Advanced Micro Devices: Consoles And Semi-Custom More Profitable Than Expected
Based on Q3 numbers, to achieve the ~$450M OPEX goal, R&D spending totaled ~$290M, with SG&A expenses at ~$160M. Note, these numbers are not the actual Q3 numbers, but rounded to sum to AMD's target $450M OPEX.
During Q3, we can see this reduction in OPEX greatly assisted AMD in returning to profitability. And it's this reduction in OPEX that gives the semi-custom business so much clout.
In order to explain, in Q2 AMD's CS (computing solutions) operating segment generated an operating income of $2M on $841M in revenues, whereas GVS (graphics and visual solutions) was break even on $320M. Overall results for Q2 was an operating loss of $29M, with a net loss of $74M (interest expenses of $42M). If, in Q2, AMD had met the company's goal of $450M OPEX, it would have had a break even quarter at the operating level, with losses stemming mainly from interest charges.

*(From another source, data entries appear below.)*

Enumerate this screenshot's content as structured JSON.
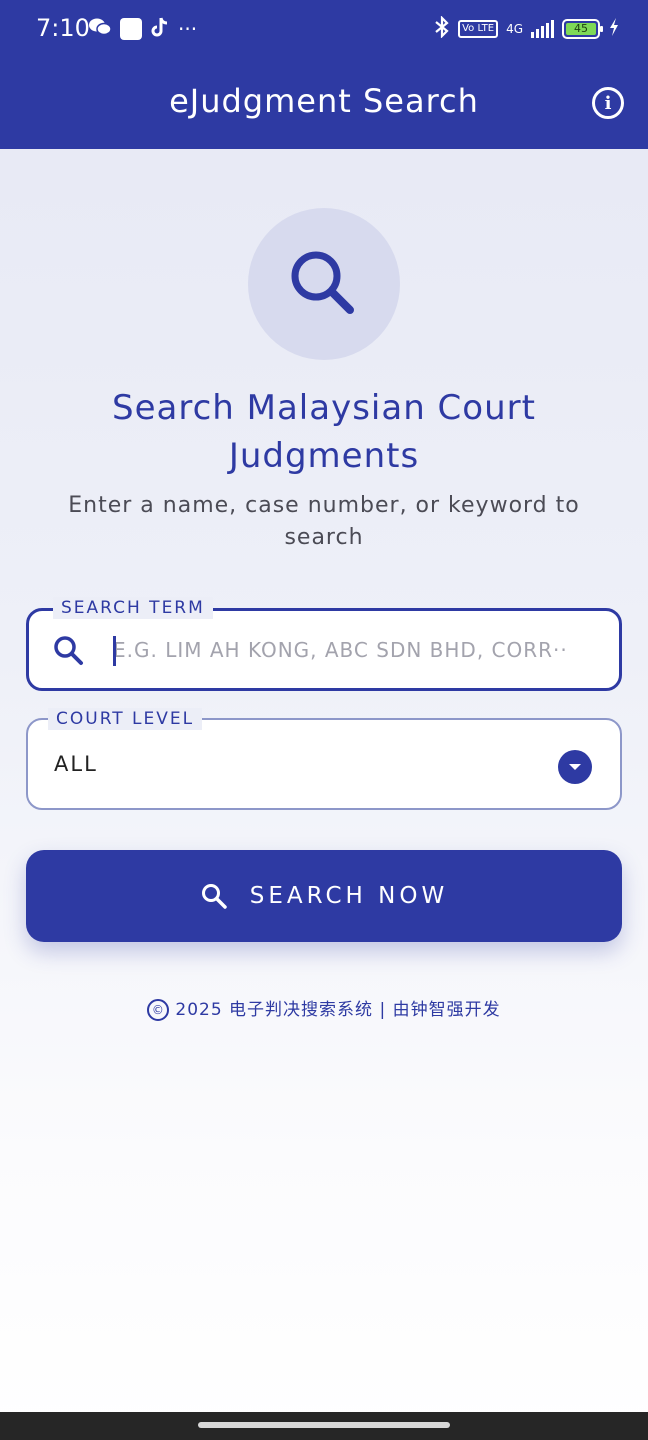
{
  "status_bar": {
    "time": "7:10",
    "more_indicator": "···",
    "volte_badge": "Vo LTE",
    "network": "4G",
    "battery_level": "45"
  },
  "app_bar": {
    "title": "eJudgment Search",
    "info_icon": "info-icon"
  },
  "hero": {
    "icon": "search-icon",
    "title": "Search Malaysian Court Judgments",
    "subtitle": "Enter a name, case number, or keyword to search"
  },
  "search_field": {
    "label": "SEARCH TERM",
    "placeholder": "E.G. LIM AH KONG, ABC SDN BHD, CORR··",
    "value": ""
  },
  "court_field": {
    "label": "COURT LEVEL",
    "value": "ALL"
  },
  "search_button": {
    "label": "SEARCH NOW"
  },
  "footer": {
    "copyright_symbol": "©",
    "text": "2025 电子判决搜索系统 | 由钟智强开发"
  },
  "colors": {
    "primary": "#2e3aa3",
    "hero_circle": "#d7daee",
    "outline_inactive": "#8d97c9"
  }
}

AMD creates CPU cores for the company's CS segment, and creates GPU cores for the GVS segment. The IP created to create CPUs, APUs, and GPUs is then used to create custom silicon, with the customer funding a large portion of the NRE (non-recurring engineering expense). This allows AMD to keep OPEX minimal (little R&D required on AMD's part to design the chips), while growing revenues.
The concern was the focus on gross margin, but this is the wrong view of the semi-custom model. Gross margin should be the concern of traditional products as AMD needs to recoup the R&D that goes into building them. Because there is little overhead from expenses like marketing, SG&A expenses also come in lower in semi-custom. So while AMD may take a gross margin hit to supply custom chips, most gross margin dollars fall to the bottom line, unlike in the traditional business.